When you are happy how the crowns are seating, add the contents of the mycorrhizae packet into a full watering can. Mix well and sprinkle ½ over roots. Cover with 3cm of amended soil, firm soil with a fine shower of remaining mycorrhizae water. Add another 3cm of amended soil and firm again with a fine shower of regular water. Do not drench. Again, top with 6 cm of amended soil and use a fine shower of water. Crowns should not be visible.  As the plants develop and send out small shoots and ferns, fill in the trench gradually with amended soil or well-aged compost but never cover the emerging tips. Trench planting is best as those who grow them for a living know that deep planted asparagus crowns are more productive.

Never add compost or fertilizer until plants are growing and continue to fertilize during the time the trench is being filled.  Again use greensand, rock phosphate and, if you wish, a dilute solution of soluble kelp powder.

Keep weed free via mulch during the dormant season.  Carefully pull weeds during the growing season as not to damage asparagus shoots or ferns.

Amend bed every year with compost and mulch.  Do not harvest until the 3rd year so the crowns are super robust to provide spears without compromising plant health and vigor. This means the ferns must remain intact all season long and only be cut down to ground level in the early spring before new spears start to emerge (April?).

Seating your crowns in the prepared trench

Okay, now what?  Be patient. All asparagus whether one year, two or three year old roots, take 2-3 years gaining strength to reach a full yield and, thereafter, produce spears for the next 10-20 years! This means that companions for asparagus must like sun exposure and be able to work around the semi-permanent asparagus.

Harvest Expectations/Schedule

  Time of year    Year   Garden task
   Spring    1   Plant crowns in the prepared site
   Spring    2  Don’t harvest
   Spring    3  Only Harvest finger thick spears for 4 to 6 wks
  Spring    4 to 20  Harvest spears for 6 to 8 wks

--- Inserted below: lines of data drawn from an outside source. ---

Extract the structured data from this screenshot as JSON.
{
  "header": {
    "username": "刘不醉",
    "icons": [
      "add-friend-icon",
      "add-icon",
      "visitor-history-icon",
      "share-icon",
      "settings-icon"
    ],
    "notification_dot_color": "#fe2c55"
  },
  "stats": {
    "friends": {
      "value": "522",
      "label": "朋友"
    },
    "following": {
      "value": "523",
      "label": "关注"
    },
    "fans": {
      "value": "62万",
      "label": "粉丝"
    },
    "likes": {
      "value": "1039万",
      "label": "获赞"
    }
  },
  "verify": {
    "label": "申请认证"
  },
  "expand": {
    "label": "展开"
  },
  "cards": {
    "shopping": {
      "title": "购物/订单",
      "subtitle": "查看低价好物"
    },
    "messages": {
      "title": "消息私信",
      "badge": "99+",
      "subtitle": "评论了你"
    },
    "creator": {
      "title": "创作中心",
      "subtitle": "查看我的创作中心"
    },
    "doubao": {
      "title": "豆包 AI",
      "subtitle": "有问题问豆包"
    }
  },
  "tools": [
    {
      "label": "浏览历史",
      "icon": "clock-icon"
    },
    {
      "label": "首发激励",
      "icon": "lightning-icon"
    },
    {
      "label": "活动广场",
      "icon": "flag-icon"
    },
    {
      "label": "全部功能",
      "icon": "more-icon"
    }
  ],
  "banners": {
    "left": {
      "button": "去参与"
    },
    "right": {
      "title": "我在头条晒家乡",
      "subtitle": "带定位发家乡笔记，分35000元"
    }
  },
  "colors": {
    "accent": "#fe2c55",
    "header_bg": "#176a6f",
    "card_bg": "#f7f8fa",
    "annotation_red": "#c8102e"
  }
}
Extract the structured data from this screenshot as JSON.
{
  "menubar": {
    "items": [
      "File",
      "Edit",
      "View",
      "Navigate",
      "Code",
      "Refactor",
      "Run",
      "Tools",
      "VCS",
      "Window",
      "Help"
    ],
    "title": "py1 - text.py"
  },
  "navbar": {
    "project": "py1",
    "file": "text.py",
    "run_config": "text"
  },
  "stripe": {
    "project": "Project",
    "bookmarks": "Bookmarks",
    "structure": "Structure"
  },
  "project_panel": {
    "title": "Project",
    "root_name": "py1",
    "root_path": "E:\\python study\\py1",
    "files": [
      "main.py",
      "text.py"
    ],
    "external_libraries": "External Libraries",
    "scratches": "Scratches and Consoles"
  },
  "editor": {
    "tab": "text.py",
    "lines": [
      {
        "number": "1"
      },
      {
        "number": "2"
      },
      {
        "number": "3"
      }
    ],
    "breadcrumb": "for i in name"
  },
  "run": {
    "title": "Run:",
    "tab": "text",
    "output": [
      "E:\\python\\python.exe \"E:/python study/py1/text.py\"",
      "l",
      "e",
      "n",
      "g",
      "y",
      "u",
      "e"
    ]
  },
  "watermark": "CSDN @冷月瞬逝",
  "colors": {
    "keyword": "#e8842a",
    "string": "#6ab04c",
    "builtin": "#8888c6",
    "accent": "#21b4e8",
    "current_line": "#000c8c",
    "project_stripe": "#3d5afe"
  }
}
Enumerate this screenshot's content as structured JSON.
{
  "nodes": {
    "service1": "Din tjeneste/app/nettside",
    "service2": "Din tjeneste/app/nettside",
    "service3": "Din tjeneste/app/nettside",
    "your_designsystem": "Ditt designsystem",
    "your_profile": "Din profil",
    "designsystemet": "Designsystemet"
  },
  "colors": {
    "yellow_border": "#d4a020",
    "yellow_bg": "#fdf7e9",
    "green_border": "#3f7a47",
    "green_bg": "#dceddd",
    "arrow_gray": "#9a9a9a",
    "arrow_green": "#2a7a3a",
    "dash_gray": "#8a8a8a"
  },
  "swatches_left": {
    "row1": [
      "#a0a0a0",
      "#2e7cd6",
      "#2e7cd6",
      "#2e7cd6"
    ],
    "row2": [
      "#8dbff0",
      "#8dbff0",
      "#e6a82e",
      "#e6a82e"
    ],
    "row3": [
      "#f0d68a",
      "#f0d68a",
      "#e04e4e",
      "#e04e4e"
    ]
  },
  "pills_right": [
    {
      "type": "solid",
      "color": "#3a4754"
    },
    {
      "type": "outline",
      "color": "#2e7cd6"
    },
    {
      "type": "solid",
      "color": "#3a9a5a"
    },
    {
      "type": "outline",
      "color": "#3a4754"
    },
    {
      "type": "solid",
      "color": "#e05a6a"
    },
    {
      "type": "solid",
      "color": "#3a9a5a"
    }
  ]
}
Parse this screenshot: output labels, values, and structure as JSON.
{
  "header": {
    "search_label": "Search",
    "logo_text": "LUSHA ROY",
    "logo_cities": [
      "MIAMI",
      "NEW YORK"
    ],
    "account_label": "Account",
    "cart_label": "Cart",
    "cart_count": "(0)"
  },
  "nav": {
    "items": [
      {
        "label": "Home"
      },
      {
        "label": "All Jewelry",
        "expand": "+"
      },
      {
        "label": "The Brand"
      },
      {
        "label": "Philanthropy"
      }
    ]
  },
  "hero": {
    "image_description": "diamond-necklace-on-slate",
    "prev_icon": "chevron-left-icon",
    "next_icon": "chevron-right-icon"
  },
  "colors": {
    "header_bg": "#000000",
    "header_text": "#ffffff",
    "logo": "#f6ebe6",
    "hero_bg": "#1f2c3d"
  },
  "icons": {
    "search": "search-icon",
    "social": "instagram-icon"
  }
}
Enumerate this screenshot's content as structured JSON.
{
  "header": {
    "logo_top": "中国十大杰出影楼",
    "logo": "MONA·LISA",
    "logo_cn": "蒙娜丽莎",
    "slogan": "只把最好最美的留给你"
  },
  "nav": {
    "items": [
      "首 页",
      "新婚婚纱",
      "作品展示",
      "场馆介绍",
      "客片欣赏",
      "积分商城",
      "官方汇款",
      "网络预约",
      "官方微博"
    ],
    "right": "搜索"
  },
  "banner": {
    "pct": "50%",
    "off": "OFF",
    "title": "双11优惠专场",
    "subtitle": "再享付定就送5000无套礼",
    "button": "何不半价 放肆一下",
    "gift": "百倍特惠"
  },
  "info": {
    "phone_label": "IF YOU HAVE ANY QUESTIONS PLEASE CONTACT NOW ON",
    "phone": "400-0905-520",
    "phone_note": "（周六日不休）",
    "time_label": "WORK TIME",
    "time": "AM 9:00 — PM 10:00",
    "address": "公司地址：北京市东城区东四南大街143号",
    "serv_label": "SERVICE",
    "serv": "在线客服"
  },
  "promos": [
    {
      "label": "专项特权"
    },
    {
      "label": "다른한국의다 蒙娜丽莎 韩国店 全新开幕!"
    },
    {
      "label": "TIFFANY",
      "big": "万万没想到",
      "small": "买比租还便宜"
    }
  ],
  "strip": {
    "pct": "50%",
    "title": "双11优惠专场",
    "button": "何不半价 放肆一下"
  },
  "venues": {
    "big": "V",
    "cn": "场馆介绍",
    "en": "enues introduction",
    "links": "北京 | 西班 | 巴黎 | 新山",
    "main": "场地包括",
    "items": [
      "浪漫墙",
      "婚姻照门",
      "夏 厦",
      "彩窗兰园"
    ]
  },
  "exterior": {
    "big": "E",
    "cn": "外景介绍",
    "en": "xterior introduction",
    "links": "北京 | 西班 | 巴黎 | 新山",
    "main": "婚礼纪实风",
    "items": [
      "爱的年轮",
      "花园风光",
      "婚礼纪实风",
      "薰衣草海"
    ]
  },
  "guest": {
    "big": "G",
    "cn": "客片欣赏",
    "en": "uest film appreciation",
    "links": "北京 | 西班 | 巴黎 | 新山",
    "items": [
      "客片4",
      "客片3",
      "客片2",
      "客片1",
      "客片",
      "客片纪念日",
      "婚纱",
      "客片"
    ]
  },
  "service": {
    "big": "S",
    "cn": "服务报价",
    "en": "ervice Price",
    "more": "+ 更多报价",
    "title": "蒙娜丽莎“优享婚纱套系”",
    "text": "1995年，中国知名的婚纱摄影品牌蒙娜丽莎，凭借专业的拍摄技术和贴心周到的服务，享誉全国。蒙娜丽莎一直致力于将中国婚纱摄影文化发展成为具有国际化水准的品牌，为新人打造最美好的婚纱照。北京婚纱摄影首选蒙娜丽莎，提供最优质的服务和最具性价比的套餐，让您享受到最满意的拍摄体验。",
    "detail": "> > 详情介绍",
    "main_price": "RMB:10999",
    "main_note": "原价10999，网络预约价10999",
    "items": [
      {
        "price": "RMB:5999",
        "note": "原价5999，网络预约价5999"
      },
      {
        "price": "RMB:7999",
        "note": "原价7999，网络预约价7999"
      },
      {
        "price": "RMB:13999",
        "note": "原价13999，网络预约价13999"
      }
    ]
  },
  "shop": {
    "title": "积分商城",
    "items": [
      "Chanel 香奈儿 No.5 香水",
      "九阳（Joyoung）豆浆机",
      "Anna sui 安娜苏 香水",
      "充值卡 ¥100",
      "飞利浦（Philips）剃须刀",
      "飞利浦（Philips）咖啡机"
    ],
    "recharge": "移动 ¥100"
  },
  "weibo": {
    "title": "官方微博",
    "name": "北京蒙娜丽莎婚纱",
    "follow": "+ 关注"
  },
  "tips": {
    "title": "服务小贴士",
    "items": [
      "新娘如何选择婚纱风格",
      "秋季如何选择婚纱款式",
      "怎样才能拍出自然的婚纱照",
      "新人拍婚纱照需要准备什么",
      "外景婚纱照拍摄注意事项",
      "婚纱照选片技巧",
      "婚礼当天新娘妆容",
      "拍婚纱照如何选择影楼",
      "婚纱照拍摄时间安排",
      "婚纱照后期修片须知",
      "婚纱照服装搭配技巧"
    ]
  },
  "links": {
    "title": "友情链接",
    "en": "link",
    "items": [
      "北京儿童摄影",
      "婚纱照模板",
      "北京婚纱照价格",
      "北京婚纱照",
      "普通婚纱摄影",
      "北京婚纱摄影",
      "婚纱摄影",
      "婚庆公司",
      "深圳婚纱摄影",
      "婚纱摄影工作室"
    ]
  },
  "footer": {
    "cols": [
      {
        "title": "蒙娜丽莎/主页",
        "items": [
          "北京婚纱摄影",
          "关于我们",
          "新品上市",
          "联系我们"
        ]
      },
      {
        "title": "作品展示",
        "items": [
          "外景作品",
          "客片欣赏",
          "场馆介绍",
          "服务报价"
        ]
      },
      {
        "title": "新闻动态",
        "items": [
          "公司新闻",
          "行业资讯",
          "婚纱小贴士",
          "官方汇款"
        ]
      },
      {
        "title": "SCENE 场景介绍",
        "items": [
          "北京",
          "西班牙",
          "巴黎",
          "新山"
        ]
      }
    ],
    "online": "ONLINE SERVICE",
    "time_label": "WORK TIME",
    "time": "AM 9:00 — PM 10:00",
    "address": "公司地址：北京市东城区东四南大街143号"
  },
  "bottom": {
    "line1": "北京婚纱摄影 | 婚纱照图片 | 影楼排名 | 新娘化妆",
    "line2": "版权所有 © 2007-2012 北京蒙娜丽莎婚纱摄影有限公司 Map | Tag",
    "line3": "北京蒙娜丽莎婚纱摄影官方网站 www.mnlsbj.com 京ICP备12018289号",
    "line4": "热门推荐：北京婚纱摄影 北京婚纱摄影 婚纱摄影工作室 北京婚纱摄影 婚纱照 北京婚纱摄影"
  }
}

–  Companion planting: getting the most out of the garden  —

Tomatoes are excellent companion plants as they are rich in solanine a natural repellant to asparagus beetles which feast on the tender shoots and fronds of asparagus plants. In turn, asparagus protect tomatoes from root-knot nematodes. Plant tomatoes alongside the asparagus

Basil and parsley deter asparagus beetles. Plant them beneath the arching asparagus fronds. They will natural companion plants for tomatoes and will also deter tomato hornworms if tomatoes are part of the companion planting.

Coriander, comfrey, and dill are particularly good at repelling spider mites and aphids.

Aromatic marigolds and nasturtiums are powerful natural insect repellants. Dense plantings can deter weeds.

Other companions: lettuce, spinach, calendula

Perennial companion plants are: thyme, sage, oregano, strawberry, rhubarb, comfrey, and horseradish.  Strawberries are excellent companion plants.

D  Never plant potatoes or Allium of any sort near or alongside asparagus.  D